**Exercise requirements**
Omitting the pictures, print every line below exactly as it stands.

Top of Provided information

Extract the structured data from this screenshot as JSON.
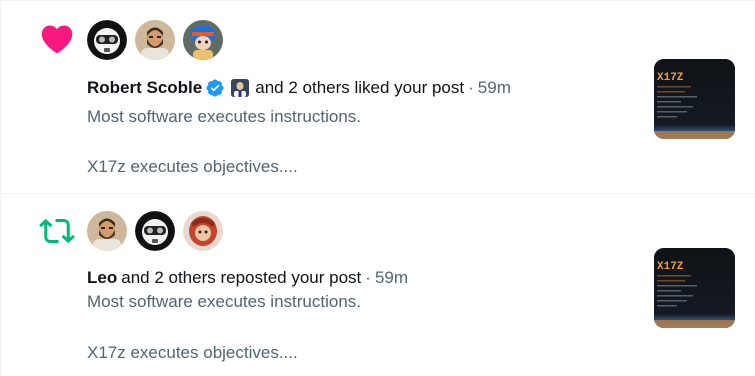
{
  "notifications": [
    {
      "type_icon": "heart-icon",
      "avatars": [
        "robot-helmet-avatar",
        "bearded-man-avatar",
        "blue-helmet-character-avatar"
      ],
      "actor_name": "Robert Scoble",
      "verified": true,
      "action_text": "and 2 others liked your post",
      "separator": "·",
      "time": "59m",
      "post_line1": "Most software executes instructions.",
      "post_line2": "X17z executes objectives....",
      "thumb_label": "X17Z"
    },
    {
      "type_icon": "repost-icon",
      "avatars": [
        "bearded-man-avatar",
        "robot-helmet-avatar",
        "red-character-avatar"
      ],
      "actor_name": "Leo",
      "verified": false,
      "action_text": "and 2 others reposted your post",
      "separator": "·",
      "time": "59m",
      "post_line1": "Most software executes instructions.",
      "post_line2": "X17z executes objectives....",
      "thumb_label": "X17Z"
    }
  ],
  "colors": {
    "like": "#f91880",
    "repost": "#00ba7c",
    "verified": "#1d9bf0",
    "secondary_text": "#536471",
    "primary_text": "#0f1419"
  }
}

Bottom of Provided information

**Answer for the task**
Extract the structured data from this screenshot as JSON.
{
  "notifications": [
    {
      "type_icon": "heart-icon",
      "avatars": [
        "robot-helmet-avatar",
        "bearded-man-avatar",
        "blue-helmet-character-avatar"
      ],
      "actor_name": "Robert Scoble",
      "verified": true,
      "action_text": "and 2 others liked your post",
      "separator": "·",
      "time": "59m",
      "post_line1": "Most software executes instructions.",
      "post_line2": "X17z executes objectives....",
      "thumb_label": "X17Z"
    },
    {
      "type_icon": "repost-icon",
      "avatars": [
        "bearded-man-avatar",
        "robot-helmet-avatar",
        "red-character-avatar"
      ],
      "actor_name": "Leo",
      "verified": false,
      "action_text": "and 2 others reposted your post",
      "separator": "·",
      "time": "59m",
      "post_line1": "Most software executes instructions.",
      "post_line2": "X17z executes objectives....",
      "thumb_label": "X17Z"
    }
  ],
  "colors": {
    "like": "#f91880",
    "repost": "#00ba7c",
    "verified": "#1d9bf0",
    "secondary_text": "#536471",
    "primary_text": "#0f1419"
  }
}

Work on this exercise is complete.